Top of Study material

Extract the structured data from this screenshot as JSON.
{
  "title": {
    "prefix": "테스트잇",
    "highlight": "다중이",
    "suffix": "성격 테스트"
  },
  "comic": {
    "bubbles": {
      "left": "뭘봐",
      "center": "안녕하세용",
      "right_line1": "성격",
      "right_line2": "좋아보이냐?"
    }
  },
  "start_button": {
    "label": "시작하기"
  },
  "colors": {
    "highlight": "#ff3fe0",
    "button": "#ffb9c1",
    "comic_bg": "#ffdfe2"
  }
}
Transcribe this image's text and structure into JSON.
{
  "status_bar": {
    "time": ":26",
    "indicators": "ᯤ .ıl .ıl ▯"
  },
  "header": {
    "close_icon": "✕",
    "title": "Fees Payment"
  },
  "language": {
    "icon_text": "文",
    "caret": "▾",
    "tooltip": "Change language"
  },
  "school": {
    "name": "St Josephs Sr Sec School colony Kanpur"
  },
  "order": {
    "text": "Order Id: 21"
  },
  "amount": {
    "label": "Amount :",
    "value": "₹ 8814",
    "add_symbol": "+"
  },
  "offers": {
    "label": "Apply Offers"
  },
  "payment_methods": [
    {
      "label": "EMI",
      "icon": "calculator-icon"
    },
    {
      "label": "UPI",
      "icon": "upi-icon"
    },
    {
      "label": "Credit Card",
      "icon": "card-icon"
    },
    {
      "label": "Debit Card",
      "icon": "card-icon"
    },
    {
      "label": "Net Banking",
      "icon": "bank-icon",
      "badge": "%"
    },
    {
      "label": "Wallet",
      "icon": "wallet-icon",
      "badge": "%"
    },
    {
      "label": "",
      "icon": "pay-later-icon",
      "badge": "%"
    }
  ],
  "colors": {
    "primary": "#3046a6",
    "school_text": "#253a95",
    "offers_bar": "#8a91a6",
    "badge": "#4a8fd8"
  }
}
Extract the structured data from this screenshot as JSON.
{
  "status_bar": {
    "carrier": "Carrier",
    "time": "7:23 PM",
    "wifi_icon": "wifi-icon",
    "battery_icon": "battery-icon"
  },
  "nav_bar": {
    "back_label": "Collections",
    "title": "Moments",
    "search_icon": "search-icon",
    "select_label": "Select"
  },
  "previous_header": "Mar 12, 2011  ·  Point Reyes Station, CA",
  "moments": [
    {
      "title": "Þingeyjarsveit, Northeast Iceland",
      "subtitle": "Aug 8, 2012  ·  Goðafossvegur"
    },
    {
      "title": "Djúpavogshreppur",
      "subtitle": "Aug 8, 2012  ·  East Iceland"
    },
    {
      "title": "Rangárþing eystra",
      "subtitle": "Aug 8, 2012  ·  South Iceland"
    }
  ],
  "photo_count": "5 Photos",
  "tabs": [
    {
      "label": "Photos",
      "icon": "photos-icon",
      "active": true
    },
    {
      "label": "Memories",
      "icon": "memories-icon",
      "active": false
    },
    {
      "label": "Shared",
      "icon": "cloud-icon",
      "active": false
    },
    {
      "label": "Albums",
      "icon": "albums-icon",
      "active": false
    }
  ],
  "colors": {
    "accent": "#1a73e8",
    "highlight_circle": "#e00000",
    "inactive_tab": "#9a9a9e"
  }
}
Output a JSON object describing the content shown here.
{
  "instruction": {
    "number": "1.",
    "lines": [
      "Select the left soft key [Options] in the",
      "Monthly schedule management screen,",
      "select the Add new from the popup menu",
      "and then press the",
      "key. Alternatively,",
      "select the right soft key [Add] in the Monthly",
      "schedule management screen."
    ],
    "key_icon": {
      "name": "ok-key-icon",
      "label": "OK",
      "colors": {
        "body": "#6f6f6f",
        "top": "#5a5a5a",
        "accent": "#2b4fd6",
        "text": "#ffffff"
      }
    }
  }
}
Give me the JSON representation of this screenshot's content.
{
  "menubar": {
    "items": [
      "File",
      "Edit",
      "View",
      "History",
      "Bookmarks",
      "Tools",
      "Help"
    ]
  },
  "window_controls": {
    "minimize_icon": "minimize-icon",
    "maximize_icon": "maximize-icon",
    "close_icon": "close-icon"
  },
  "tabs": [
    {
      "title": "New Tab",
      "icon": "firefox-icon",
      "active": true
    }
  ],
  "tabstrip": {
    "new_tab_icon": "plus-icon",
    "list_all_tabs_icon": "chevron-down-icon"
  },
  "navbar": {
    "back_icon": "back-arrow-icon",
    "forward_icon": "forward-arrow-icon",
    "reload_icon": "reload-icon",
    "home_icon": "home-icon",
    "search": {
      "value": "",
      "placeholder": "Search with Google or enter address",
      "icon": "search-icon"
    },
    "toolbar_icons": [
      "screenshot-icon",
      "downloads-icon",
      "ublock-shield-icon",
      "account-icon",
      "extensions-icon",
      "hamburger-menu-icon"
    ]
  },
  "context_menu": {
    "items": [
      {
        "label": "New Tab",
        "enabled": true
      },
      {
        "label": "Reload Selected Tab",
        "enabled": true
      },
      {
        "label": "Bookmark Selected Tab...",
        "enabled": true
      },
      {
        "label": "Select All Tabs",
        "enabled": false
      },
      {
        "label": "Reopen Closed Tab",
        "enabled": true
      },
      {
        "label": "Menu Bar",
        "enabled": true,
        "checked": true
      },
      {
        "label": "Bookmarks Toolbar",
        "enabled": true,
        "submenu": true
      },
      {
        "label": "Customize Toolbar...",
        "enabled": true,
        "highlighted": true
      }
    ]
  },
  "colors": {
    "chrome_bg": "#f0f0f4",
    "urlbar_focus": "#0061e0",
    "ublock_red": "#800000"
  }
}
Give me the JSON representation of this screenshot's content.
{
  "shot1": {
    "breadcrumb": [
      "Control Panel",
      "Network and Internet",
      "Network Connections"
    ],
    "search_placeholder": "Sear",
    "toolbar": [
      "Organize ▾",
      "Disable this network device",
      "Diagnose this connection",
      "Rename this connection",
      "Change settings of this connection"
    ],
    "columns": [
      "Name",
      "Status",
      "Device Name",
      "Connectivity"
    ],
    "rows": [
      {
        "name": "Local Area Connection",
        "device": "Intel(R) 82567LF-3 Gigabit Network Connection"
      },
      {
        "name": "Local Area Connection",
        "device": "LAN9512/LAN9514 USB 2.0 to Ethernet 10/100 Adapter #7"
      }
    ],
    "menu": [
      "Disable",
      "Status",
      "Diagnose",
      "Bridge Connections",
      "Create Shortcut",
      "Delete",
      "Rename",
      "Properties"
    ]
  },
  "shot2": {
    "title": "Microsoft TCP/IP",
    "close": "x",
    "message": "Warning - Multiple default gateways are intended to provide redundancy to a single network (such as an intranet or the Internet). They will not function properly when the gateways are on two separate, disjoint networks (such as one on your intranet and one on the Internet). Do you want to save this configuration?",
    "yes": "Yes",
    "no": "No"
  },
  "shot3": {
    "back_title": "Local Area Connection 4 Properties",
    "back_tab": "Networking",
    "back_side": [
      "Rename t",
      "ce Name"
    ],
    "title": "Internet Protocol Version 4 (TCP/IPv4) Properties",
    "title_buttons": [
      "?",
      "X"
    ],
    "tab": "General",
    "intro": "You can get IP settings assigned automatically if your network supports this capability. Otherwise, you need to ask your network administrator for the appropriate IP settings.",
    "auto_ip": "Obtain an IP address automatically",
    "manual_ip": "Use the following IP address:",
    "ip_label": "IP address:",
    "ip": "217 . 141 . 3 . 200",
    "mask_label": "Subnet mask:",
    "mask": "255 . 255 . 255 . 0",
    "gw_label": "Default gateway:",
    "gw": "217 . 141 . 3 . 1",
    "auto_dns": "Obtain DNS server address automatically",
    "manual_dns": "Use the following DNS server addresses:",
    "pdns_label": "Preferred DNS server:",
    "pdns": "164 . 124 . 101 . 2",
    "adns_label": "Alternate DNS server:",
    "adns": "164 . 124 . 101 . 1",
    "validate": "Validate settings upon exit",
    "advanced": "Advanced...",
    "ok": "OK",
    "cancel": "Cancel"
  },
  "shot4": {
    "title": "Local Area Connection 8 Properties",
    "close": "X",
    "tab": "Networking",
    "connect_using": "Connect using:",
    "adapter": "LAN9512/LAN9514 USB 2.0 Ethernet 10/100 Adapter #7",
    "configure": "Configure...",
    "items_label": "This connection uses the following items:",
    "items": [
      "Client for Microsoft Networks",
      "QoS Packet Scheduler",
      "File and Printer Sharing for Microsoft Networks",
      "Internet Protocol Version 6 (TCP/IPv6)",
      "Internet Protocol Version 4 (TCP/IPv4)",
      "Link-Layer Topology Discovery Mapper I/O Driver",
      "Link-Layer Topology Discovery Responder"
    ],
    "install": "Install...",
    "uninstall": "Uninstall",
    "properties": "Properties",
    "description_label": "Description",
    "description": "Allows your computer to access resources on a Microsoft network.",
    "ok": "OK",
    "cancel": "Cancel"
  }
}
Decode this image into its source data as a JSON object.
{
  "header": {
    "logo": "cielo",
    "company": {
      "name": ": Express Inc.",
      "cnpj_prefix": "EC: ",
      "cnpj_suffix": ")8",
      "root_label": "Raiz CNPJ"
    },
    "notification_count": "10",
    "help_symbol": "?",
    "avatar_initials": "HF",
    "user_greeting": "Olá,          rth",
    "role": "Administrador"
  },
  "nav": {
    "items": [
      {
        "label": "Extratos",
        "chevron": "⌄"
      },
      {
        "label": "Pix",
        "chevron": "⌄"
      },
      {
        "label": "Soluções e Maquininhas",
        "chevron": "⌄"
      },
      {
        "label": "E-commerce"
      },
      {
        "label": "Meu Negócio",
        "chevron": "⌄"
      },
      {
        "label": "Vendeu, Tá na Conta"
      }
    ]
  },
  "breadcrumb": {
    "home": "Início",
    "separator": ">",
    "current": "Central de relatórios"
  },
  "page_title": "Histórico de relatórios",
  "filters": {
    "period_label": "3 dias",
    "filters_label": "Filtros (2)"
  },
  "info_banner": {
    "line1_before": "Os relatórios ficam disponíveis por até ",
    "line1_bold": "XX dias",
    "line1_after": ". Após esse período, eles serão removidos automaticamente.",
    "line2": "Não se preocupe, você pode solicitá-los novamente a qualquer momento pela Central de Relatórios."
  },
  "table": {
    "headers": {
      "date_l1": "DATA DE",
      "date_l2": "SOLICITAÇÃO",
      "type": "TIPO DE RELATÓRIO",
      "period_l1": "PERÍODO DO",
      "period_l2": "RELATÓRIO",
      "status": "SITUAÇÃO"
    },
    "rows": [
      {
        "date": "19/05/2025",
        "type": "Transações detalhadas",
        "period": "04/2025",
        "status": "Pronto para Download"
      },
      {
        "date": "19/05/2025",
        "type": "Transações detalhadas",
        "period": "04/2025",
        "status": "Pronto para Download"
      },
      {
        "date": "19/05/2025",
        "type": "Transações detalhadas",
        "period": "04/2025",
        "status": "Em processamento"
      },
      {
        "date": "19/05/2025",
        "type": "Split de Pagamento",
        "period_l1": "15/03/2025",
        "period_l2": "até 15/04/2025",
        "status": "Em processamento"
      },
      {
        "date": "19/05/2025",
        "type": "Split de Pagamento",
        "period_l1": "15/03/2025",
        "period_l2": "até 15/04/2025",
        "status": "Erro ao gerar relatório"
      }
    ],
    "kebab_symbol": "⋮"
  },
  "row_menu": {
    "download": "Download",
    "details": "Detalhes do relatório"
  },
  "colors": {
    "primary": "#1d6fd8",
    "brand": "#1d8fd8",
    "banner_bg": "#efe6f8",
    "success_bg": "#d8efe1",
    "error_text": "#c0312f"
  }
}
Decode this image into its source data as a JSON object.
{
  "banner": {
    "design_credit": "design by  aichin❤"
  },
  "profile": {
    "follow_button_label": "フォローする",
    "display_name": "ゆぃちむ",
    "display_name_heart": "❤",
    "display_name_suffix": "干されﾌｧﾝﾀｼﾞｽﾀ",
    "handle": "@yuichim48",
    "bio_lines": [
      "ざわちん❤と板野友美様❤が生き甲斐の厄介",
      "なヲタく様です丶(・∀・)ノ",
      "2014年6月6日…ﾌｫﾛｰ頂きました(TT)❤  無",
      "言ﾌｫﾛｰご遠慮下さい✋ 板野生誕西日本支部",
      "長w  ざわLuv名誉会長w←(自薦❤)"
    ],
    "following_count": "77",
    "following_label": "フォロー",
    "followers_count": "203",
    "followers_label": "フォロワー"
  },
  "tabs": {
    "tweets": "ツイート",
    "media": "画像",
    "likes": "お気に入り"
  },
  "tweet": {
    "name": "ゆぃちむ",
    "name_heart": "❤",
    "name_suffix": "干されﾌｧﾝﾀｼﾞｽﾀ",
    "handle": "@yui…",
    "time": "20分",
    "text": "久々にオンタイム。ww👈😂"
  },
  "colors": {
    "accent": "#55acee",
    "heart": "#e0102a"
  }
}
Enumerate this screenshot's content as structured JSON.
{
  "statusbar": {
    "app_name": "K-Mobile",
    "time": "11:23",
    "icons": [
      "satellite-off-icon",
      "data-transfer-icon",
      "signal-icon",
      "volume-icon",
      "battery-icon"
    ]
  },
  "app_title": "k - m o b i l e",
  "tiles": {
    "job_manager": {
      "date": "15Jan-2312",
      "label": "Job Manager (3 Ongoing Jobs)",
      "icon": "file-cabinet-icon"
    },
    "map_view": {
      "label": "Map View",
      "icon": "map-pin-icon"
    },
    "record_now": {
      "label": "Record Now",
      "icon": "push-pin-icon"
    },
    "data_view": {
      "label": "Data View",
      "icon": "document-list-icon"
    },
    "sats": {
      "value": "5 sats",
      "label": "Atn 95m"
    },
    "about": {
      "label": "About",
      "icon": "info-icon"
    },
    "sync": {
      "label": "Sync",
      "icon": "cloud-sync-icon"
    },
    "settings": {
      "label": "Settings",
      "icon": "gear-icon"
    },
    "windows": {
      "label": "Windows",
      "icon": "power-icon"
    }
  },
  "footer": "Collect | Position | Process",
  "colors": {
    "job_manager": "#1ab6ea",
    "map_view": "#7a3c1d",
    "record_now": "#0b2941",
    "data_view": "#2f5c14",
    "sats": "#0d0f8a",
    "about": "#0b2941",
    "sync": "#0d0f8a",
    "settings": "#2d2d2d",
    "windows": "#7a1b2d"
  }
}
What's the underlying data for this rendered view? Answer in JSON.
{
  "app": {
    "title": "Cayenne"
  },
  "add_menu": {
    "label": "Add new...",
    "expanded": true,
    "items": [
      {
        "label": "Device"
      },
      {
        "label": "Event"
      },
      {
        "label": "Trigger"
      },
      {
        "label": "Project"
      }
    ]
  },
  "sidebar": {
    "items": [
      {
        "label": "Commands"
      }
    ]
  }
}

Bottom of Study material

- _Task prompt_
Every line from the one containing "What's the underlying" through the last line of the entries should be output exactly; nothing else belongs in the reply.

- _Task output_
What's the underlying data for this rendered view? Answer in JSON.
{
  "app": {
    "title": "Cayenne"
  },
  "add_menu": {
    "label": "Add new...",
    "expanded": true,
    "items": [
      {
        "label": "Device"
      },
      {
        "label": "Event"
      },
      {
        "label": "Trigger"
      },
      {
        "label": "Project"
      }
    ]
  },
  "sidebar": {
    "items": [
      {
        "label": "Commands"
      }
    ]
  }
}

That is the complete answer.